The voice actors for Isaac (John Patrick Lowrie) and Rebecca (Ellen McLain) were emotive and convincing, delivering line after line of their Collective Justice Mission. Depending on how well Vic’s mission goes, or what you trigger along the way, you may receive different responses from the pair. These responses resembled the loose tethering of their worldview to the reality of the world they’ve created. Once you threaten their world, you might receive a united Walker front hellbent on destruction, or a more logistical approach to removing you from the equation. Your actions have an opposite, but not always equal, reaction from the Walkers.
“The Church in the Darkness” is convincing as a story of a 1970s cult. Every detail feels real: isolation from the government that drove them out; speaker systems that loudly recite cult manifestos and sermons; unrelenting members who protect the mission and purpose of their leaders; a couple driven by their own insanity and paranoia.
Where other games look at an animated depiction of true crime as a horror story, “The Church in the Darkness” takes the unsettling approach of realism. The music is low and goes almost unnoticed, with ambient noises of the jungle and your footsteps filling the void.
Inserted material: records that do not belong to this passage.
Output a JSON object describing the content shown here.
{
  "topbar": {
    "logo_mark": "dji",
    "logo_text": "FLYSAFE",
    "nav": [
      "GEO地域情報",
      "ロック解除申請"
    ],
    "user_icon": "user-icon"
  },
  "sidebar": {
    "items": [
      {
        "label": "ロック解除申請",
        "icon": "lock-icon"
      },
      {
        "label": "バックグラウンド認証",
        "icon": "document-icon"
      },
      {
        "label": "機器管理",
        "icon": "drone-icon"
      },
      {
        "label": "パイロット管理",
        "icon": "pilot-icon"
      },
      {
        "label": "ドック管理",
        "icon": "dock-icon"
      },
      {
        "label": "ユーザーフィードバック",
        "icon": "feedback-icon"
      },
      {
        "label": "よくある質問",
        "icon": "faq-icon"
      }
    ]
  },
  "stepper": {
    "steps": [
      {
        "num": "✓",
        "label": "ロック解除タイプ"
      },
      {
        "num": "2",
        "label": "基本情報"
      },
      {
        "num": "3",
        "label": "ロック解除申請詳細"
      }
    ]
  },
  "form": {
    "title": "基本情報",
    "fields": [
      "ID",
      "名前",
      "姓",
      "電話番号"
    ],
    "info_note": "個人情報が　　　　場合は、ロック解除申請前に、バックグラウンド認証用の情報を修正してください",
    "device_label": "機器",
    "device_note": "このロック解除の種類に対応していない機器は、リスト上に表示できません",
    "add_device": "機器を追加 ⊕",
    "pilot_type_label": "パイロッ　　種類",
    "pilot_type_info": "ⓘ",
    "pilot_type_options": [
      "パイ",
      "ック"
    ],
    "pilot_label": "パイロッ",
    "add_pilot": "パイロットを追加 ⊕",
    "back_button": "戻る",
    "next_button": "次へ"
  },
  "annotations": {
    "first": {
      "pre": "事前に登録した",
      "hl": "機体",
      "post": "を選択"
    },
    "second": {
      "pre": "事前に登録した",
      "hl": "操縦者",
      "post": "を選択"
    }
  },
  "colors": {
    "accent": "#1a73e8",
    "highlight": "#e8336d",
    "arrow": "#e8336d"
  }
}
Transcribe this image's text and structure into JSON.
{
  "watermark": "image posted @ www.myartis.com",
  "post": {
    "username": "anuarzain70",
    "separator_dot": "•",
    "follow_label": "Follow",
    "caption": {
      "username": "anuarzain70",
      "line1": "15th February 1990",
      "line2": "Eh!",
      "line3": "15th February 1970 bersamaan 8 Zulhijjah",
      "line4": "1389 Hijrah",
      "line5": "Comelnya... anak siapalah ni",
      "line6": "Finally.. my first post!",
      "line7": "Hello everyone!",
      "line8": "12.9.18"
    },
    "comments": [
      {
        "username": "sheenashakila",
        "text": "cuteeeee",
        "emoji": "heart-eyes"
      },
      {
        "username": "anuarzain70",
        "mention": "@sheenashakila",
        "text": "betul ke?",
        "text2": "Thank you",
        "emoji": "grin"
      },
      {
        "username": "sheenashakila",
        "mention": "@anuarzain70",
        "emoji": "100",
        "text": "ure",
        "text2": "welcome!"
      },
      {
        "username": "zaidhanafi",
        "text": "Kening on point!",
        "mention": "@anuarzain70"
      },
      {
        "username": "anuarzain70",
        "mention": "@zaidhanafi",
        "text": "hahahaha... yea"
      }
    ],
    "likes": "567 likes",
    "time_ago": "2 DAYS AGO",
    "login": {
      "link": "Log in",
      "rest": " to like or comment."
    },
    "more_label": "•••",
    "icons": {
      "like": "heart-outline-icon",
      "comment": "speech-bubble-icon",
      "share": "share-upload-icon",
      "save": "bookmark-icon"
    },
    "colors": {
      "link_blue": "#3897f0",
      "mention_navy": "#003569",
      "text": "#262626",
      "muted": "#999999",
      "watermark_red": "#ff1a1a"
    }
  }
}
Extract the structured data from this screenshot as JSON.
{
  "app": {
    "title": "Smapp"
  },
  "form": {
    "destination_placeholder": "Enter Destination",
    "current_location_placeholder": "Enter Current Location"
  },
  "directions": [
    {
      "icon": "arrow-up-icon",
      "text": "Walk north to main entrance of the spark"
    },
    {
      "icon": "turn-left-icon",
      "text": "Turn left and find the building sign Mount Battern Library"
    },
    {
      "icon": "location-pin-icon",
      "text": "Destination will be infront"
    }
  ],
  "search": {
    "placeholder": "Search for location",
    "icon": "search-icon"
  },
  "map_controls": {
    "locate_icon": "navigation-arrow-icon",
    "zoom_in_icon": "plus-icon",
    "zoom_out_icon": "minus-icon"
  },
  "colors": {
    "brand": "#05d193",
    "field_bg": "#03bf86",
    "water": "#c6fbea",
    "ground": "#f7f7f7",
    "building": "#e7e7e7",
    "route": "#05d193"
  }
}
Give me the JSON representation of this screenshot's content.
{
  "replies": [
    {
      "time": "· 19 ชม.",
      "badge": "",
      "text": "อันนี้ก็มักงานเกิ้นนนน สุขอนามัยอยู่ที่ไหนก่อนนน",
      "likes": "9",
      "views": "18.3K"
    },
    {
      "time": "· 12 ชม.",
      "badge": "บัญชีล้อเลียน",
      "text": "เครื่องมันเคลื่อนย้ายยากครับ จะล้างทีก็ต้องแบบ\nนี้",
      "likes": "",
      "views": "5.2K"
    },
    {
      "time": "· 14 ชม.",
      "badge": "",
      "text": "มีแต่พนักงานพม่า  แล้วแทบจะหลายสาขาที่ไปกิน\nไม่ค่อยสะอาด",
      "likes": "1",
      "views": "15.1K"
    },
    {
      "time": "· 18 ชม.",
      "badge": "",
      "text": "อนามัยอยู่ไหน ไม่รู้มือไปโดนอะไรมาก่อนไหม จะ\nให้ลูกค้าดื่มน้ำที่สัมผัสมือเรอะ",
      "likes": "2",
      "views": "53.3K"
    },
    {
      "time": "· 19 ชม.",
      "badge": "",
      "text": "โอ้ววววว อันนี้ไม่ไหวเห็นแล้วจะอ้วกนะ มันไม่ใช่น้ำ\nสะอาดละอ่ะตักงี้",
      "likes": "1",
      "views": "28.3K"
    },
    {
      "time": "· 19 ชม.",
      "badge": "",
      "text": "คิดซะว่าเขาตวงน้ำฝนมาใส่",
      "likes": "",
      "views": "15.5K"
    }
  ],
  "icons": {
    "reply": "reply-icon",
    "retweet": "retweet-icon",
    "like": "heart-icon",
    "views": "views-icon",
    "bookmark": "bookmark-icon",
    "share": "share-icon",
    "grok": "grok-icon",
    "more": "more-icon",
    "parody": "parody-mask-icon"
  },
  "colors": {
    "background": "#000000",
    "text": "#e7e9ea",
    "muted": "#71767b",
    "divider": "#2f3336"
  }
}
I gravitated to the experience of navigating the cult’s settlement, wondering how Isaac and Rebecca Walker came to be these two devastating leaders. Their histories are pieces of the story that are missing in the beginning, and the tension of not knowing who this cult belongs to adds to the potential threat of it.
Without revealing too much, this was a great game for anyone who is also fascinated by the rigorous and redundant life inside an isolationist cult. While it won’t realistically compare to the horrors within a settlement like Jonestown, “The Church in the Darkness” empowers you to weaken Freedom Town at all costs.
Review: The Church in the Darkness (Nintendo Switch)
“The Church in the Darkness” takes the unsettling approach of realism. It’s convincing as a story of a 1970s cult, and Freedom Town is a chilling look inside an isolated cult in the middle of the jungles of South America.